#### [Exercise details]
Whenever a line below holds the word "Figure", copy that line.

___ Exercise material ___

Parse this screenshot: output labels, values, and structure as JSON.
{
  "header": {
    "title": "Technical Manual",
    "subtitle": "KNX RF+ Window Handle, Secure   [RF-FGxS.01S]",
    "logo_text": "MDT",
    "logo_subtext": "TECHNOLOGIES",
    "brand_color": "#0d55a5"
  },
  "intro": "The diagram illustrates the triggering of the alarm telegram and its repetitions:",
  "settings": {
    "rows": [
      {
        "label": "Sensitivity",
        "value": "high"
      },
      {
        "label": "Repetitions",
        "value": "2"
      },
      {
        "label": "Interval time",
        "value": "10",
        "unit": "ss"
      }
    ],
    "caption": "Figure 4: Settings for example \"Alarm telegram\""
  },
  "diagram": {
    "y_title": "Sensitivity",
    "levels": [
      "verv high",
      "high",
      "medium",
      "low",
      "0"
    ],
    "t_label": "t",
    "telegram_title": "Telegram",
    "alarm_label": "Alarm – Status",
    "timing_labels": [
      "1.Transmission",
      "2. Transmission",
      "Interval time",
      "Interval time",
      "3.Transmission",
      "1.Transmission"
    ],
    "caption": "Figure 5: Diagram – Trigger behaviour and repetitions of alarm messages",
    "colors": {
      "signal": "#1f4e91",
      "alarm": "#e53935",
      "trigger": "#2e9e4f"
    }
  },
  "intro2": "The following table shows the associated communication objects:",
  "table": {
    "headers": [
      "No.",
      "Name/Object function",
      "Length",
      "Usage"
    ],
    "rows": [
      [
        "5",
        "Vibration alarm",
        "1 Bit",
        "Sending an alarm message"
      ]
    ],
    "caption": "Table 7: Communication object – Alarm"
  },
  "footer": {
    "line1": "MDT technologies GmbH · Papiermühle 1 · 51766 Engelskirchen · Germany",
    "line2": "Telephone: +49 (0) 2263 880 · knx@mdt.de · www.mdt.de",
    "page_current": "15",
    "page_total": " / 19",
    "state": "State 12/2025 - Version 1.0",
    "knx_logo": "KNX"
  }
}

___

#### [Response to the exercise]
    "caption": "Figure 4: Settings for example \"Alarm telegram\""
    "caption": "Figure 5: Diagram – Trigger behaviour and repetitions of alarm messages",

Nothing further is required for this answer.